Jen picked me up since we worked the same shift. It was actually nice having someone chipper and positive to talk to so early in the morning. I'm not accustomed to adult conversation at 7:30 a.m. During our ride to work, Maureen called and we discussed the issues with my tires. she felt more comfortable taking it in to the automotive shop she has used for over 30 years. Since it's her dollar, I trust her judgement. She made arrangements for me to bring the car in Wednesday morning. Knowing the Saturn was due for an oil change, she offered that service as well.

I am blessed.

Today was our company's way of giving back to individual communities. We're known for worldwide charity, but it's nice to see it in play in our hometown. The recipients were children from a local elementary school. The kids were polite, appreciative and well behaved. I snapped photos of them, but those are only for the school's use. The teachers, administrators and parents should be very proud. I know our staff was impressed and they, too, should be praised for handling the kids with tenderness.
I was able to put aside my worries. Everything was falling into place and I could breathe easier. The workday went along with ease and I shared a lot of laughter with the children and my co-workers.
Jen called her husband around 4:00 to let him know we were heading toward home and asked that he meet us at my house.
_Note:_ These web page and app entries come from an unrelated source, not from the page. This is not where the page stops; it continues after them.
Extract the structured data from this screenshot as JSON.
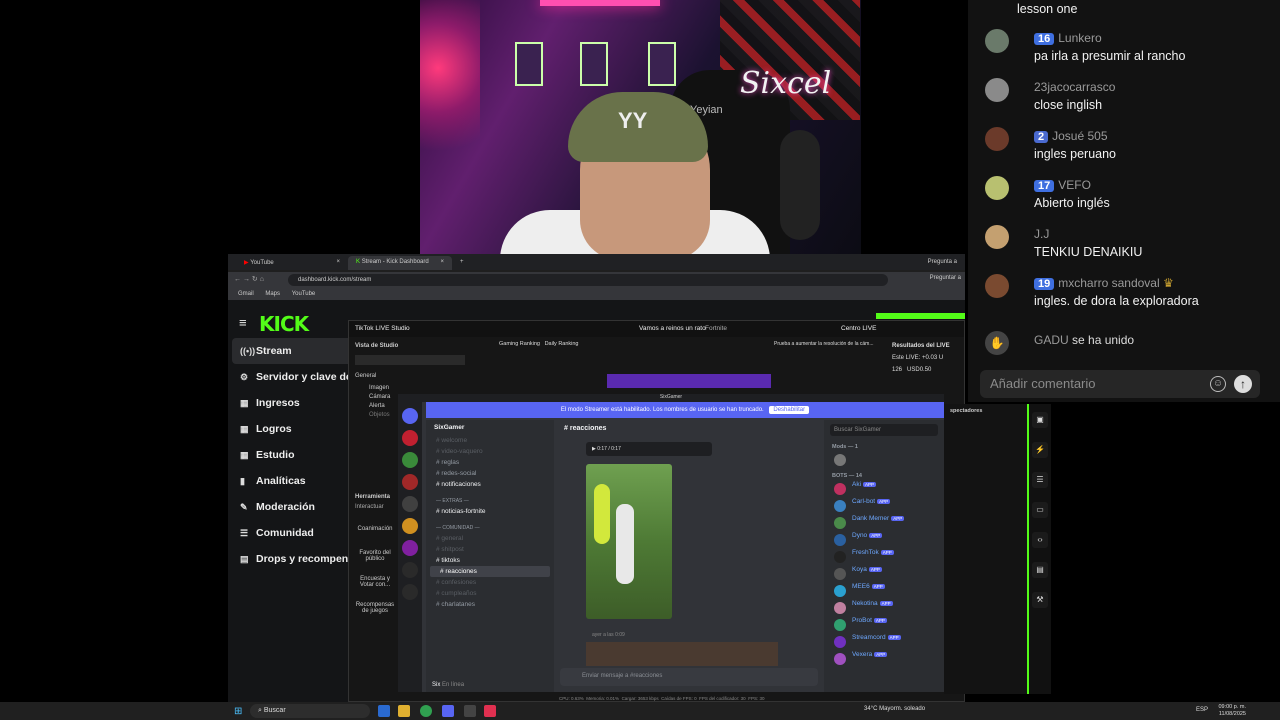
{
  "chat": {
    "partial_top": "lesson one",
    "messages": [
      {
        "badge": "16",
        "user": "Lunkero",
        "text": "pa irla a presumir al rancho",
        "avatar_color": "#6a7a6a"
      },
      {
        "badge": "",
        "user": "23jacocarrasco",
        "text": "close inglish",
        "avatar_color": "#8a8a8a"
      },
      {
        "badge": "2",
        "user": "Josué 505",
        "text": "ingles peruano",
        "avatar_color": "#6b3a2a"
      },
      {
        "badge": "17",
        "user": "VEFO",
        "text": "Abierto inglés",
        "avatar_color": "#b8c070"
      },
      {
        "badge": "",
        "user": "J.J",
        "text": "TENKIU DENAIKIU",
        "avatar_color": "#c4a070"
      },
      {
        "badge": "19",
        "user": "mxcharro sandoval",
        "text": "ingles. de dora la exploradora",
        "avatar_color": "#7a4a30"
      }
    ],
    "join": {
      "user": "GADU",
      "text": "se ha unido"
    },
    "input_placeholder": "Añadir comentario"
  },
  "webcam": {
    "logo_text": "Six",
    "logo_suffix": "cel",
    "chair_text": "Yeyian"
  },
  "browser": {
    "tabs": [
      "YouTube",
      "Stream - Kick Dashboard"
    ],
    "right_tab": "Pregunta a",
    "url": "dashboard.kick.com/stream",
    "bookmarks": [
      "Gmail",
      "Maps",
      "YouTube"
    ],
    "ask_button": "Preguntar a"
  },
  "kick": {
    "logo": "KICK",
    "nav": [
      {
        "label": "Stream",
        "icon": "((•))"
      },
      {
        "label": "Servidor y clave de re",
        "icon": "⚙"
      },
      {
        "label": "Ingresos",
        "icon": "▦"
      },
      {
        "label": "Logros",
        "icon": "▦"
      },
      {
        "label": "Estudio",
        "icon": "▦"
      },
      {
        "label": "Analíticas",
        "icon": "▮"
      },
      {
        "label": "Moderación",
        "icon": "✎"
      },
      {
        "label": "Comunidad",
        "icon": "☰"
      },
      {
        "label": "Drops y recompensas",
        "icon": "▤"
      }
    ]
  },
  "tiktok": {
    "app_title": "TikTok LIVE Studio",
    "stream_title": "Vamos a reinos un rato",
    "game": "Fortnite",
    "top_tabs": [
      "Gaming Ranking",
      "Daily Ranking"
    ],
    "hint": "Prueba a aumentar la resolución de la cám...",
    "centro": "Centro LIVE",
    "left_items": [
      "Vista de Studio",
      "General",
      "Imagen",
      "Cámara",
      "Alerta",
      "Objetos"
    ],
    "tools": [
      "Herramienta",
      "Interactuar",
      "Coanimación",
      "Favorito del público",
      "Encuesta y Votar con...",
      "Recompensas de juegos"
    ],
    "results_title": "Resultados del LIVE",
    "results_line": "Este LIVE: +0.03 U",
    "viewers": "126",
    "earnings": "USD0.50",
    "stats_bar": [
      "CPU: 0.63%",
      "Memoria: 0.01%",
      "Cargar: 3653 kbps",
      "Caídas de FPS: 0",
      "FPS del codificador: 30",
      "FPS: 30"
    ]
  },
  "discord": {
    "title": "SixGamer",
    "banner": "El modo Streamer está habilitado. Los nombres de usuario se han truncado.",
    "banner_button": "Deshabilitar",
    "server_name": "SixGamer",
    "channels": [
      {
        "name": "welcome",
        "style": "dim"
      },
      {
        "name": "video-vaquero",
        "style": "dim"
      },
      {
        "name": "reglas",
        "style": "normal"
      },
      {
        "name": "redes-social",
        "style": "normal"
      },
      {
        "name": "notificaciones",
        "style": "bright"
      },
      {
        "name": "EXTRAS",
        "style": "category"
      },
      {
        "name": "noticias-fortnite",
        "style": "bright"
      },
      {
        "name": "COMUNIDAD",
        "style": "category"
      },
      {
        "name": "general",
        "style": "dim"
      },
      {
        "name": "shitpost",
        "style": "dim"
      },
      {
        "name": "tiktoks",
        "style": "bright"
      },
      {
        "name": "reacciones",
        "style": "selected"
      },
      {
        "name": "confesiones",
        "style": "dim"
      },
      {
        "name": "cumpleaños",
        "style": "dim"
      },
      {
        "name": "charlatanes",
        "style": "normal"
      }
    ],
    "channel_header": "reacciones",
    "search": "Buscar SixGamer",
    "video_time": "0:17 / 0:17",
    "msg_time": "ayer a las 0:09",
    "input_placeholder": "Enviar mensaje a #reacciones",
    "user": "Six",
    "user_status": "En línea",
    "member_groups": [
      "Mods — 1",
      "BOTS — 14"
    ],
    "bots": [
      "Aki",
      "Carl-bot",
      "Dank Memer",
      "Dyno",
      "FreshTok",
      "Koya",
      "MEE6",
      "Nekotina",
      "ProBot",
      "Streamcord",
      "Vexera"
    ],
    "app_tag": "APP"
  },
  "sidebar_right": {
    "header": "spectadores",
    "tool_icons": [
      "▣",
      "⚡",
      "☰",
      "▭",
      "‹›",
      "▤",
      "⚒"
    ]
  },
  "taskbar": {
    "search": "Buscar",
    "weather": "34°C  Mayorm. soleado",
    "lang": "ESP",
    "time": "09:00 p. m.",
    "date": "11/08/2025"
  }
}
There was still the task of getting the spare tire on the car so I could drive it to the shop tomorrow morning.
En route to Casa Riss, her hubby called to say he was in front of my house. Mancub was home and I called him with instructions to open the garage for Jason. By the time Jen picked up her daughters and we arrived at my home, Jason was struggling to get the tire off the axle. "It's rusted on." My car is a 2004 Saturn. I acquired it a year and a half ago. In that time I had never had the wheels pulled off.
With great determination he managed to get the blasted thing loose. Upon inspection of the tire, I spied a small nail head peeking from a center tread. ARGH! I'll leave it up to the professionals to determine if the tire is salvageable and to inspect the other 3 tires.
I couldn't thank Jen and Jason enough. They have been more helpful than I could have imagined. She's not just a co-worker, but she's friend and shoulder when I've needed one. No matter what troubles or woes she might be suffering in her personal life, Jen always has the time to listen and be a pillar of strength for others. Customers are greeted with her perky demeanor even when it's been a day that would test a saint's patience.

Once again, Maureen manages to come to my rescue. Seriously, between saving money going to her home to do laundry, picking through the bounty of canned goods her husband obsessively stocked up on, and the amazing gift of "Wicked" ... well, I'm blessed!
By the way, I took a picture of that snowy tire imprint Jen's car left in my driveway.

Never doubt the existence of love and kindness. Sometimes, you don't have to look further than your own front door.